→ INSTRUCTIONS FOR THE TASK
Would you restate, word for word, only the lines starting at the one with "What's the underlying" and ending with the final line of the entries below? Pictures stay out.

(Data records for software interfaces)
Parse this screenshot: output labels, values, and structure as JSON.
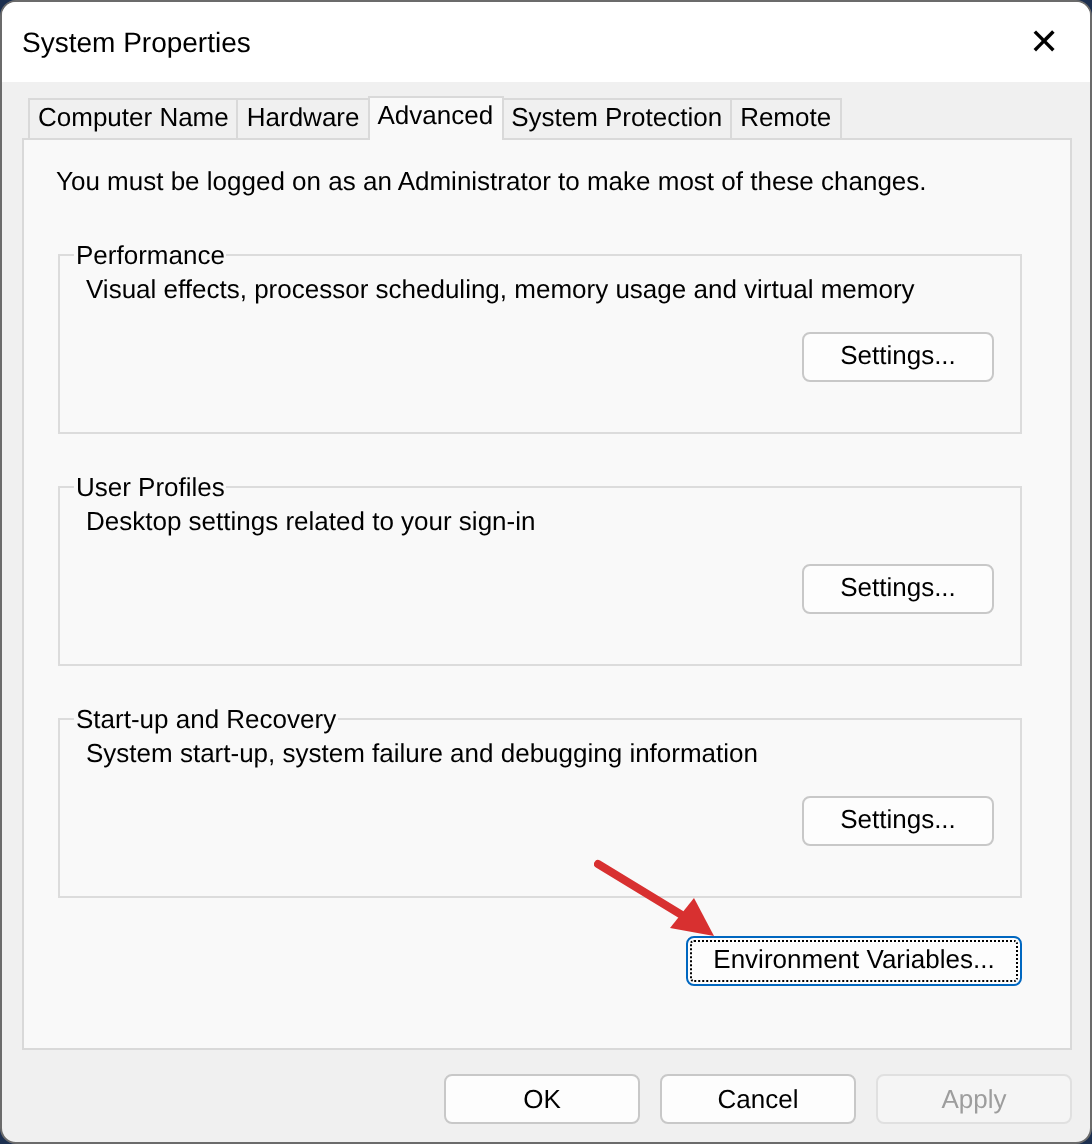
{
  "window": {
    "title": "System Properties",
    "close": "✕"
  },
  "tabs": [
    {
      "label": "Computer Name",
      "selected": false
    },
    {
      "label": "Hardware",
      "selected": false
    },
    {
      "label": "Advanced",
      "selected": true
    },
    {
      "label": "System Protection",
      "selected": false
    },
    {
      "label": "Remote",
      "selected": false
    }
  ],
  "notice": "You must be logged on as an Administrator to make most of these changes.",
  "groups": [
    {
      "title": "Performance",
      "description": "Visual effects, processor scheduling, memory usage and virtual memory",
      "button": "Settings..."
    },
    {
      "title": "User Profiles",
      "description": "Desktop settings related to your sign-in",
      "button": "Settings..."
    },
    {
      "title": "Start-up and Recovery",
      "description": "System start-up, system failure and debugging information",
      "button": "Settings..."
    }
  ],
  "environment_button": {
    "label": "Environment Variables...",
    "focused": true
  },
  "buttons": [
    {
      "label": "OK",
      "disabled": false
    },
    {
      "label": "Cancel",
      "disabled": false
    },
    {
      "label": "Apply",
      "disabled": true
    }
  ]
}
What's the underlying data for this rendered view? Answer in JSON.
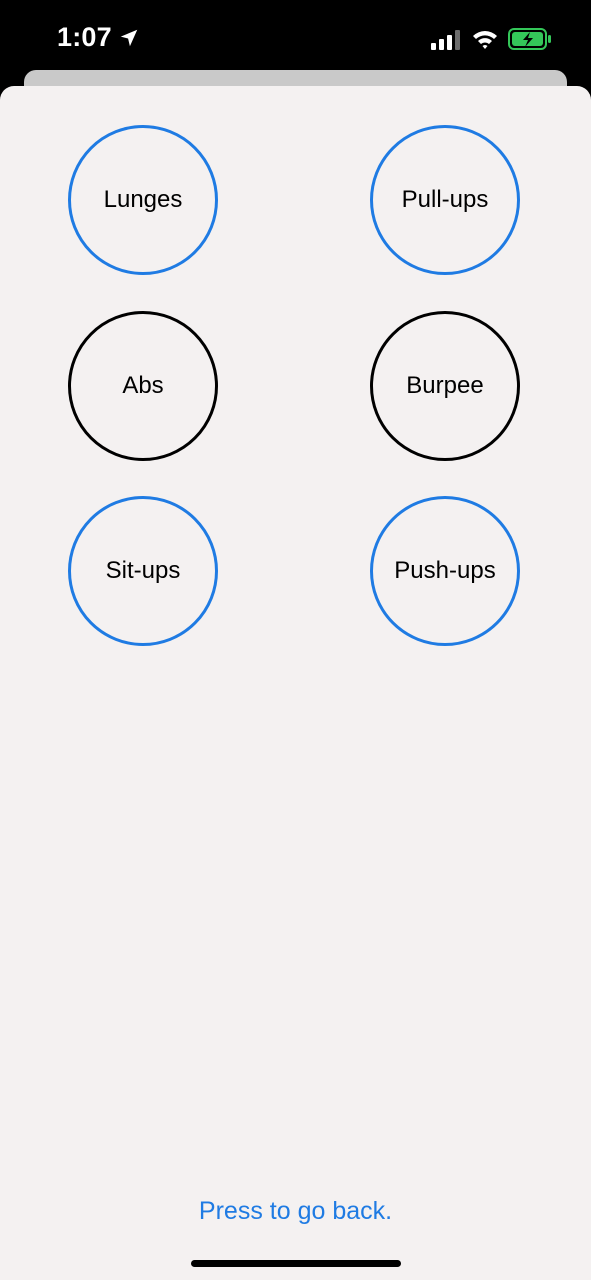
{
  "status_bar": {
    "time": "1:07",
    "battery_color": "#34c759"
  },
  "exercises": [
    {
      "label": "Lunges",
      "style": "blue"
    },
    {
      "label": "Pull-ups",
      "style": "blue"
    },
    {
      "label": "Abs",
      "style": "black"
    },
    {
      "label": "Burpee",
      "style": "black"
    },
    {
      "label": "Sit-ups",
      "style": "blue"
    },
    {
      "label": "Push-ups",
      "style": "blue"
    }
  ],
  "footer": {
    "back_label": "Press to go back."
  },
  "colors": {
    "accent": "#1f7be3",
    "sheet_background": "#f4f1f1"
  }
}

→ RESPONSE TO THIS TASK
What's the underlying data for this rendered view? Answer in JSON.
{
  "status_bar": {
    "time": "1:07",
    "battery_color": "#34c759"
  },
  "exercises": [
    {
      "label": "Lunges",
      "style": "blue"
    },
    {
      "label": "Pull-ups",
      "style": "blue"
    },
    {
      "label": "Abs",
      "style": "black"
    },
    {
      "label": "Burpee",
      "style": "black"
    },
    {
      "label": "Sit-ups",
      "style": "blue"
    },
    {
      "label": "Push-ups",
      "style": "blue"
    }
  ],
  "footer": {
    "back_label": "Press to go back."
  },
  "colors": {
    "accent": "#1f7be3",
    "sheet_background": "#f4f1f1"
  }
}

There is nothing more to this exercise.